|External Links: USPTO, USPTO Assignment, Espacenet|
Patented July 8, 1941 JEWEL MADE FROM GOLDEN COLORED ALLOYS Otto Loebich, Pforzheim, Germany, assignor, by mesne assignments, to Chemical Marketing Company Inc., New York, N. Y.
No Drawing. Application March 11, 1939, Serial No. 261,399. In Germany March 25, 1938 2 Claims.
My invention relates to jewels made from goldcolored alloys, as for instance, rings, bracelets,
necklaces, rimmings of spectacles, lorgnettes,
opera-glasses and the like, which contain gold, copper and zinc as basic components and which may eventually contain also additional components, such as silver, metals of the platinum group, for instance, platinum, rhodium and palladium. I
Jewels made wholly or partly from thosealloys sometimes show the disadvantage to be subjected to a sud-den destruction, for instance, by recomposition. I These destructions may be disengaged also by external influen'ces, as for instance, by the effect of corroding agents, such as perspiration. Hereby the co-operation of tensions which have been gone into the object by rolling, cold-drawing or the like, effect also the destruction which depends therefore on corrosions of tension.
Thorough investigations and experiments have shown that those disadvantages may be avoided by adding small amount of base metals, such as iron, to the alloys for the manufacture of the above mentioned jewels.
The metal which prevents the corrosion of tension may be added tel quel or in the form of a pre-alloy, for instance, with zinc or with gold.
Influences, as for instance, perspiration, which are able to disengage the dangerous tensions with alloys which do not contain iron, perhaps in the presence of the protecting metal ironact in such a way that they aifect only the finest particles of the protecting metal by eventually .dissolving traces of the same and thereby preventing direct attack of the precious metal alloy.
According to my invention the alloys for the manufacture of jewels may contain, for instance:
Parts by weight Furthermore they may contain, for instance, 1 to 30 parts of weightof silver and/or 1 to 15 parts of weight of the metals of the platinum group, such as palladium, platinum, rhodium, either alone or together.
The various alloys for the jewels according to my invention may be smelted in such a way that 100 parts of the alloys contain the desired components, for instance, gold, copper, zinc and iron,
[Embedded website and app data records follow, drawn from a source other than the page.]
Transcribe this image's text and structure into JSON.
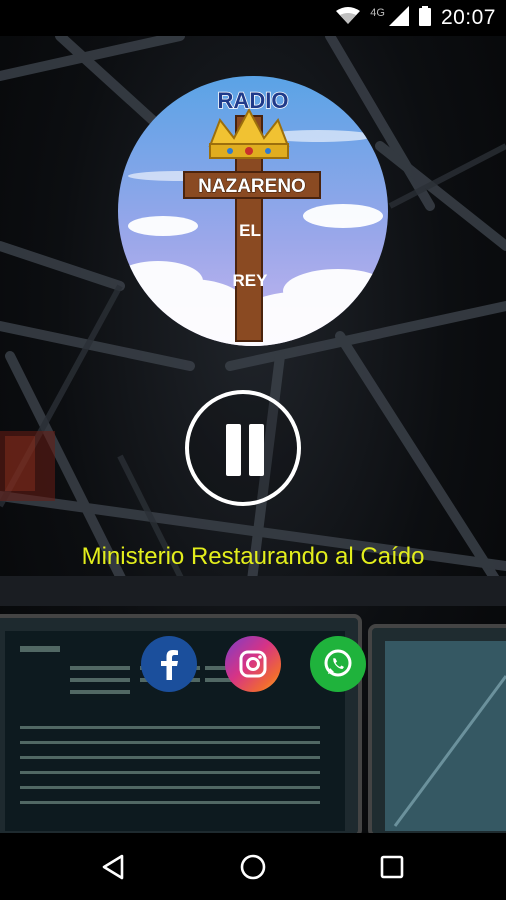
{
  "status_bar": {
    "time": "20:07",
    "network_label": "4G",
    "icons": [
      "wifi-icon",
      "cell-signal-icon",
      "battery-icon"
    ]
  },
  "logo": {
    "top_text": "RADIO",
    "plank_text": "NAZARENO",
    "vertical_text": [
      "EL",
      "REY"
    ],
    "icons": [
      "crown-icon"
    ]
  },
  "player": {
    "state_icon": "pause-icon"
  },
  "slogan": "Ministerio Restaurando al Caído",
  "social": [
    {
      "name": "facebook",
      "icon": "facebook-icon",
      "color": "#1b4f9c"
    },
    {
      "name": "instagram",
      "icon": "instagram-icon",
      "color": "#d63386"
    },
    {
      "name": "whatsapp",
      "icon": "whatsapp-icon",
      "color": "#1fb33c"
    }
  ],
  "nav_bar": {
    "icons": [
      "back-triangle-icon",
      "home-circle-icon",
      "recents-square-icon"
    ]
  },
  "colors": {
    "slogan": "#e3ee1c",
    "background": "#0c0e11"
  }
}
or, for instance, gold, copper, zinc, iron and silver, or, for instance, gold copper, zinc, iron and palladium, or, for instance, gold, copper, zinc, iron, silver, palladium, in such quantities that the amount of the single parts lies within the ranges I have the following composition:
mentioned above and that the sum of the single parts proves to be 100. If one desires to manufacture an alloy with a low grade of gold, for
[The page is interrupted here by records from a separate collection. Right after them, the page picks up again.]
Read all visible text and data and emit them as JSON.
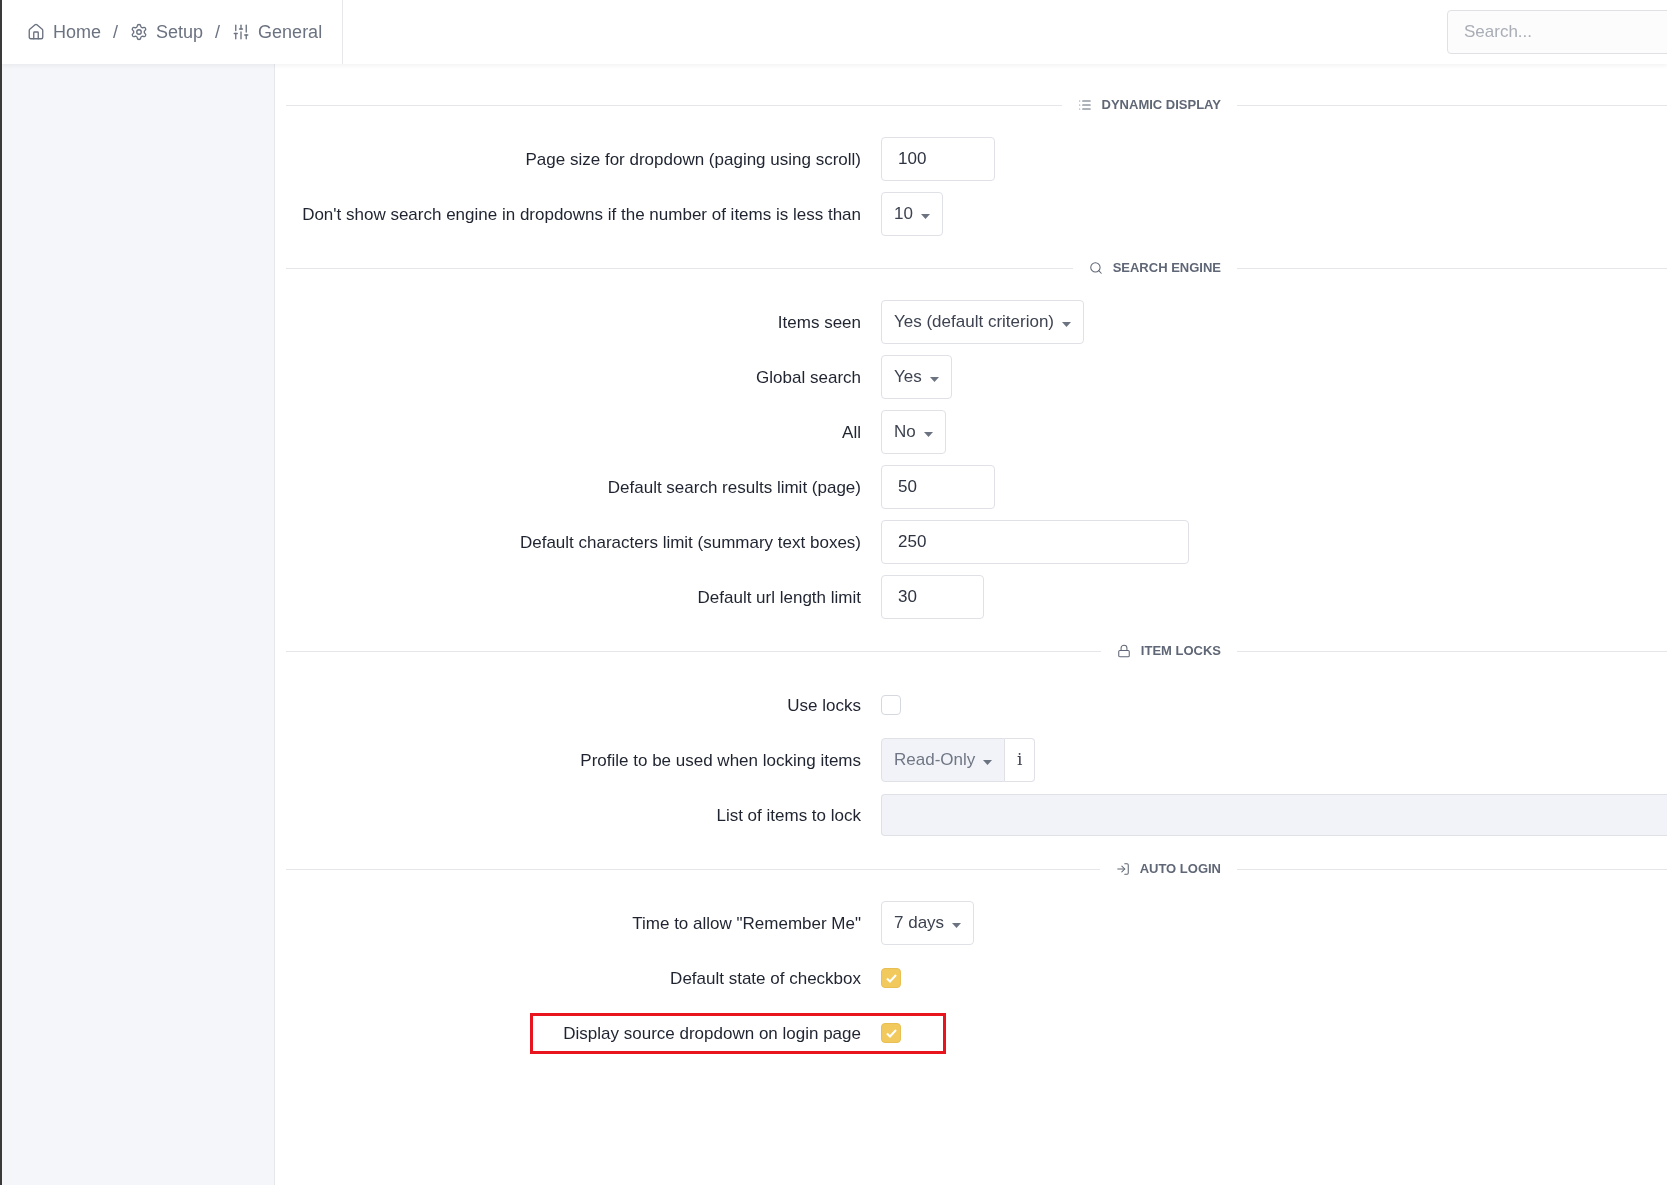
{
  "breadcrumb": [
    {
      "label": "Home",
      "kind": "home"
    },
    {
      "label": "Setup",
      "kind": "setup"
    },
    {
      "label": "General",
      "kind": "general"
    }
  ],
  "breadcrumb_separator": "/",
  "search": {
    "placeholder": "Search..."
  },
  "sections": [
    {
      "title": "DYNAMIC DISPLAY",
      "kind": "list",
      "rows": [
        {
          "label": "Page size for dropdown (paging using scroll)",
          "kind": "input",
          "value": "100"
        },
        {
          "label": "Don't show search engine in dropdowns if the number of items is less than",
          "kind": "select",
          "value": "10"
        }
      ]
    },
    {
      "title": "SEARCH ENGINE",
      "kind": "search",
      "rows": [
        {
          "label": "Items seen",
          "kind": "select",
          "value": "Yes (default criterion)"
        },
        {
          "label": "Global search",
          "kind": "select",
          "value": "Yes"
        },
        {
          "label": "All",
          "kind": "select",
          "value": "No"
        },
        {
          "label": "Default search results limit (page)",
          "kind": "input",
          "value": "50"
        },
        {
          "label": "Default characters limit (summary text boxes)",
          "kind": "input",
          "value": "250"
        },
        {
          "label": "Default url length limit",
          "kind": "input",
          "value": "30"
        }
      ]
    },
    {
      "title": "ITEM LOCKS",
      "kind": "lock",
      "rows": [
        {
          "label": "Use locks",
          "kind": "checkbox",
          "checked": false
        },
        {
          "label": "Profile to be used when locking items",
          "kind": "select_info",
          "value": "Read-Only",
          "info": "i",
          "disabled": true
        },
        {
          "label": "List of items to lock",
          "kind": "multiselect",
          "disabled": true
        }
      ]
    },
    {
      "title": "AUTO LOGIN",
      "kind": "login",
      "rows": [
        {
          "label": "Time to allow \"Remember Me\"",
          "kind": "select",
          "value": "7 days"
        },
        {
          "label": "Default state of checkbox",
          "kind": "checkbox",
          "checked": true,
          "highlighted": false
        },
        {
          "label": "Display source dropdown on login page",
          "kind": "checkbox",
          "checked": true,
          "highlighted": true
        }
      ]
    }
  ]
}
instance, 33 to 35 parts of gold will be used and be manufactured by well known methods.
An appropriate alloy for the manufacture of a jewel, for instance, a ring, a bracelet, a necklace, a rimming of a spectacle and the like may 1 Parts Gold 333 Copper 390 Zinc 185 Silver 82 Iron 10 Gold 33 to 60 Copper 10 to Zinc 0.5 to 25 Protecting metal, such as iron or the like 0.1 to 5 preferably 0.3 to 3 What I claim is: v
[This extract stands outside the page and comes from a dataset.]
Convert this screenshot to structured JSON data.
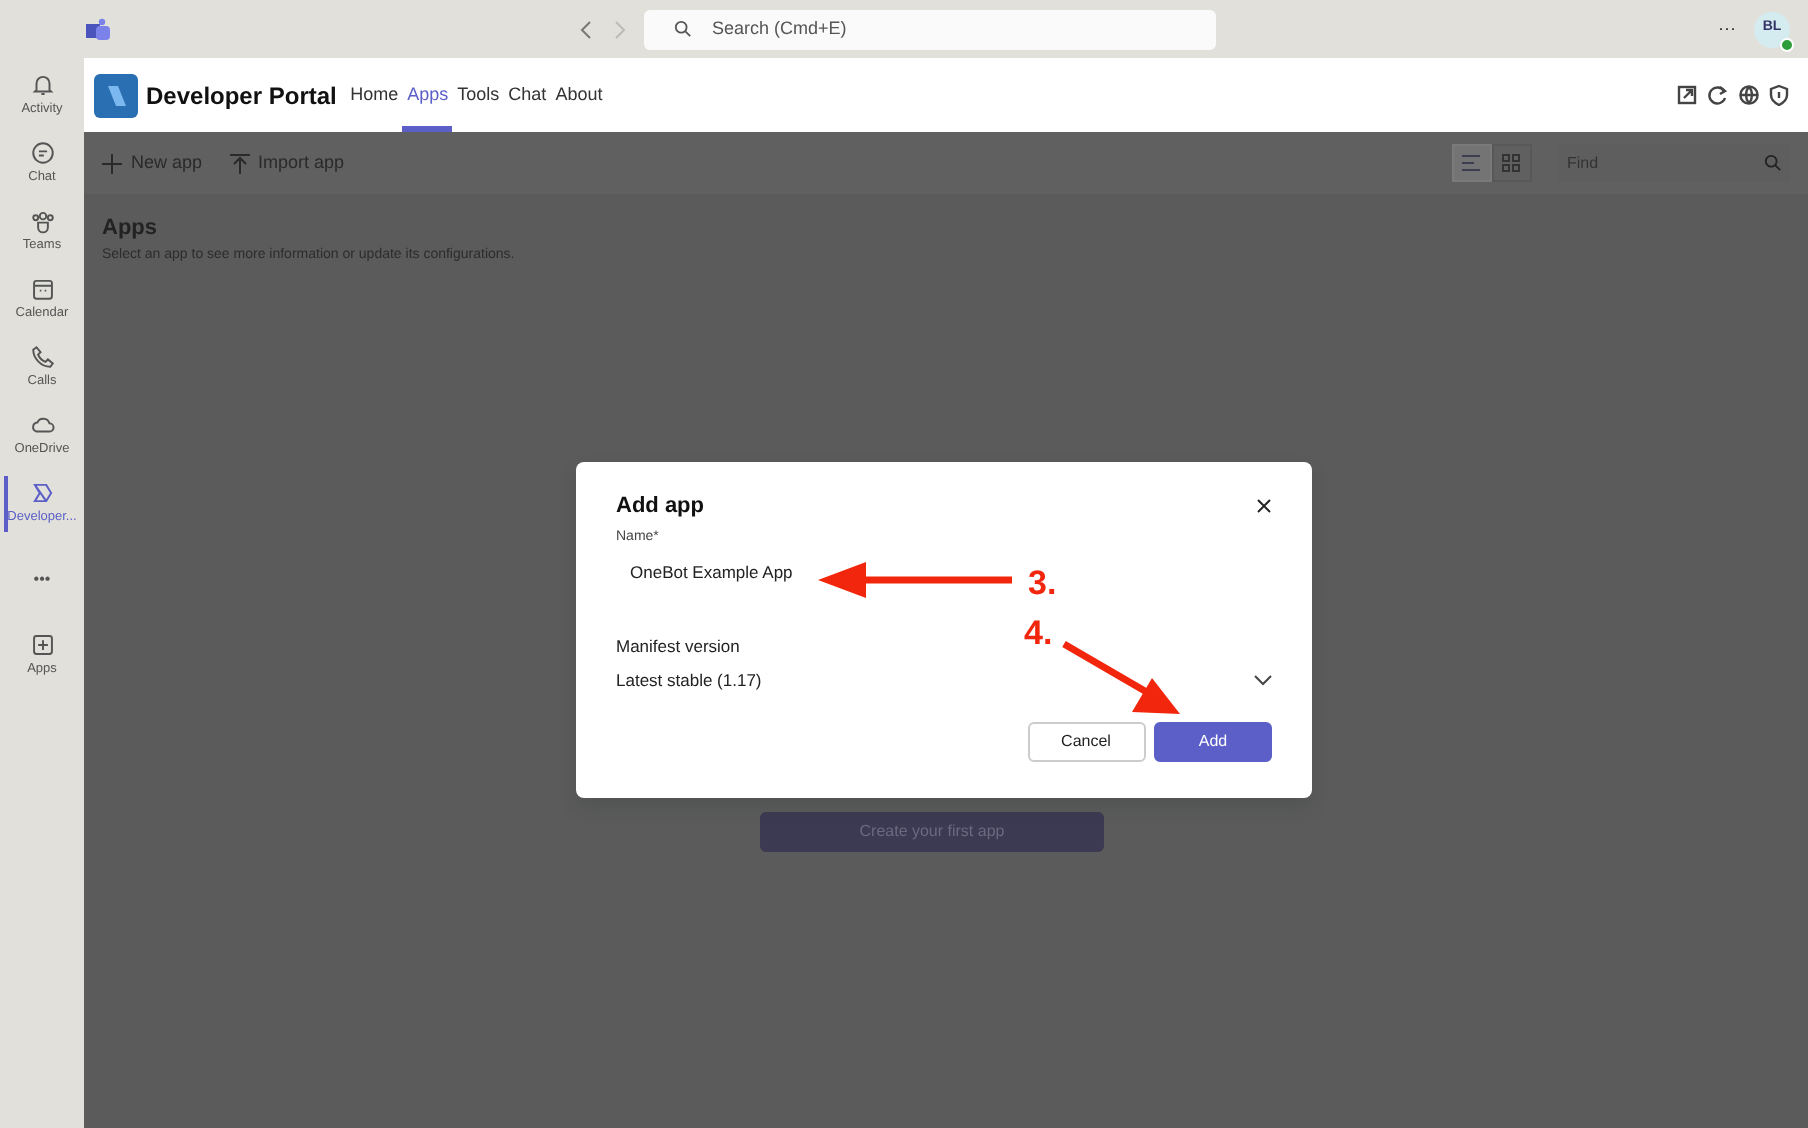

. '1. A jewel made of a gold-colored alloy consisting of 33.3 parts or gold, 39.0 parts of copper, 18.5 parts of zinc, 8.2 parts of silver and 1.0 part of iron.
2. Gold colored jewel formedof an alloy con- 5 parts iron.
. a OTTO LOEBICH.
|Citing Patent||Filing date||Publication date||Applicant||Title|
|US2576738 *||Apr 21, 1949||Nov 27, 1951||Metals & Controls Corp||Gold alloys|
|US2576739 *||Apr 26, 1950||Nov 27, 1951||Metals & Controls Corp||Gold alloys|
|US2654146 *||Apr 2, 1949||Oct 6, 1953||Wilson H A Co||Gold base alloy|
|US4446102 *||Jan 27, 1982||May 1, 1984||Bales Randy L||Yellow gold jewelry alloy|
|US4464213 *||Sep 30, 1982||Aug 7, 1984||Nielsen John P||Nobleization of beta brass|
|US5045411 *||Jan 10, 1990||Sep 3, 1991||P.M. Refining, Inc.||Alloy compositions|
|US5749979 *||Sep 3, 1996||May 12, 1998||Dalow Industries Inc.||14K gold alloy with silver, copper, zinc and cobalt|
|U.S. Classification||63/33, 420/483, 63/35, 420/511, 420/587|
|International Classification||C22C30/00, C22C30/02, A44C27/00|
|Cooperative Classification||C22C30/02, A44C27/003|
|European Classification||C22C30/02, A44C27/00B2B|